Me 1 Continue reading

Leave a comment

Filed under citizen journalism, cultural transmission, heritage, landscape wondrous, life stories, pilgrimages, self-reflexivity, sri lankan society, the imaginary and the real, travelogue, unusual people, wild life

Peregrinations and Hallucinations in the Kumana Wild

DAVID GDavid Graham … a Comment which the Editor considers worthy of Individuated Airing

Interesting post — [that by Stefan d’Silva on  “Legend and Mystery in Kumana National Park”  ]. Didn’t hear about the nittaewo until one of the wildlife trackers told me about them on a trip in Kumana in 2014. My dad took my brother and me on big game hunts for wild boar in Okande in August 1963 and April 1964. Dad’s friend Dr. Guy Paranavitharne and his three sons were among the hunting party.

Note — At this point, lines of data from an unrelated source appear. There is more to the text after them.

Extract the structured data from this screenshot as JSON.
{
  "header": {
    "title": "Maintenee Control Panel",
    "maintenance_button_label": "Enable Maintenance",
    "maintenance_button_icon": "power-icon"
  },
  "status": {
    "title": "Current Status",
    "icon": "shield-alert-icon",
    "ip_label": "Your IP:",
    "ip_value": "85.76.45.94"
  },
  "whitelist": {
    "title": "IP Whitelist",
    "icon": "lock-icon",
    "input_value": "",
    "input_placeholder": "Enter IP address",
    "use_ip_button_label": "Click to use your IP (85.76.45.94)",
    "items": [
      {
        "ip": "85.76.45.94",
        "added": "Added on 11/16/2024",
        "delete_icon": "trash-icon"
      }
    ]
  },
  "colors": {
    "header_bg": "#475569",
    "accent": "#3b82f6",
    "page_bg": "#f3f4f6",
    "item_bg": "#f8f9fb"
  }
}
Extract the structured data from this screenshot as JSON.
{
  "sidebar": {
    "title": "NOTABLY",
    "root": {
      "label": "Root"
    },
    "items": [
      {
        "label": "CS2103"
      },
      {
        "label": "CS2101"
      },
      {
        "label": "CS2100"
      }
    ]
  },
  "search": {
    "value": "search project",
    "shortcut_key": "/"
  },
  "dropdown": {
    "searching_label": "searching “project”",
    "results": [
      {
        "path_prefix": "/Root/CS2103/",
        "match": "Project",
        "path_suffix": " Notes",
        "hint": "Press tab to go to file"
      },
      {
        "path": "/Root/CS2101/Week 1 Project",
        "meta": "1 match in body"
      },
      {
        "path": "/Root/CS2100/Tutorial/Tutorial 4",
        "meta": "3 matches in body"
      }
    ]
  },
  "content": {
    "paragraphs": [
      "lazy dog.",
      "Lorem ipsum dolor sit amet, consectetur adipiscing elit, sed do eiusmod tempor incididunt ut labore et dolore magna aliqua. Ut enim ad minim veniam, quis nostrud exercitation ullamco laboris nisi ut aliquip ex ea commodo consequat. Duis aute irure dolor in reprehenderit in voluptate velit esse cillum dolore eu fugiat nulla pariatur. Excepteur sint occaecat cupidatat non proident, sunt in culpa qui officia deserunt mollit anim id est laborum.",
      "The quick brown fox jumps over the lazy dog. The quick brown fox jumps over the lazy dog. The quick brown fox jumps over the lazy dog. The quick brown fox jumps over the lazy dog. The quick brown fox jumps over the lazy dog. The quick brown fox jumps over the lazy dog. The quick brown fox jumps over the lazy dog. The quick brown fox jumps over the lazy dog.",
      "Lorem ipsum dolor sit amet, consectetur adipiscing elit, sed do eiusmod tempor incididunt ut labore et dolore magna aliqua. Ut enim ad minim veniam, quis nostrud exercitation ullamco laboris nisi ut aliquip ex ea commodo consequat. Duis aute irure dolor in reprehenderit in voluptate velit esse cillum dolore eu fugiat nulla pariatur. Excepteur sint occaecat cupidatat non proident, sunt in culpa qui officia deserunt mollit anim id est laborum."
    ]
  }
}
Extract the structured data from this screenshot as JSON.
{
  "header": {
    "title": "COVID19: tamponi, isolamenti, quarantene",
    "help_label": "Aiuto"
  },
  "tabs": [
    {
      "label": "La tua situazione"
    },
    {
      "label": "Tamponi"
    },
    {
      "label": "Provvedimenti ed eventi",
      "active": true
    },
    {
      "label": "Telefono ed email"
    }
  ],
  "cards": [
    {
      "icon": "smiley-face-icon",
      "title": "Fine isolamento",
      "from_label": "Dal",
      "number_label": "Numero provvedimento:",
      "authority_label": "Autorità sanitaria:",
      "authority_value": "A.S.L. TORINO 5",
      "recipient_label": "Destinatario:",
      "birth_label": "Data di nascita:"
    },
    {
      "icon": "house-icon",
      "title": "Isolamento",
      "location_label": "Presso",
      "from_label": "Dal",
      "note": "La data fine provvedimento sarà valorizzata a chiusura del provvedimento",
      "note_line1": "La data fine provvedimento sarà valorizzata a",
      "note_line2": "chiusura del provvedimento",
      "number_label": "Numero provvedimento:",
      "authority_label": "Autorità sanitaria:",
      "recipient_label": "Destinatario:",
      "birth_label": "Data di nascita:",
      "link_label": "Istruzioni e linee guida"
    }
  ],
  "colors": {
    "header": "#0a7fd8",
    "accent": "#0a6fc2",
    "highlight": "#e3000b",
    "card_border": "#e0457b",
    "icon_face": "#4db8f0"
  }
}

Also along were my dad’s childhood friend Dr. Rajah Beddewela and Dr. Guy’s cousin Claude Abeywardena and his two sons.

47424388.cached editors’ addition from www.thedailybeast.com

Continue reading

1 Comment

Filed under cultural transmission, elephant tales, heritage, life stories, meditations, pilgrimages, religiosity, sri lankan society, the imaginary and the real, unusual people, wild life, world affairs

Legend and Mystery in Kumana National Park

Stefan d’Silva … an original piece responding to ATW Guneratne’sThe Call of the Remote Wild: Kumana in SE Lanka” in …………………………………………………. https://thuppahi.wordpress.com/2016/01/11/the-call-of-the-remote-wild-kumana-in-se-lanka/

Kumana: Originally demarcated as Yala East National Park, Kumana was declared a national park with its own borders in 1969. Kumana is well known for birdwatching and its wonderful variety of birds and nesting colonies. Leopard, bear, smaller mammals, reptiles and elephant also roam the park. Off the coast line of Kumana good fishing grounds prevail and attract keen sportsmen with rod and reel. The Bagura plains within Kumana NP is the setting for many a tale from hunters of old, who hunted leopard and bear or merely shot animals ‘for sport’. Kumana was also one place where animals were trapped for the Dehiwela Zoo (in the mid to late 1950’s). The ‘trappers’ travelled by jeep and mainly by bullock cart, carrying nets and camping necessities. Every year in July/August Kumana plays ‘host’ to the Pada Yatra, a most amazing foot pilgrimage undertaken by Kataragama devotees as they trek many miles along the east coast, eventually reaching Kumana and then walking through the Kumana jungles and Yala NP to Kataragama.

IMG_2059 Cave paintings of elephants. Thought to be done by Veddahs. Bowatagala cave complex. This particular cave is used by a leopard as a resting up place during the day (according to the Game Warden)

Continue reading

2 Comments

Filed under cultural transmission, heritage, historical interpretation, Indian religions, landscape wondrous, life stories, pilgrimages, religiosity, sri lankan society, the imaginary and the real, transport and communications, unusual people, wild life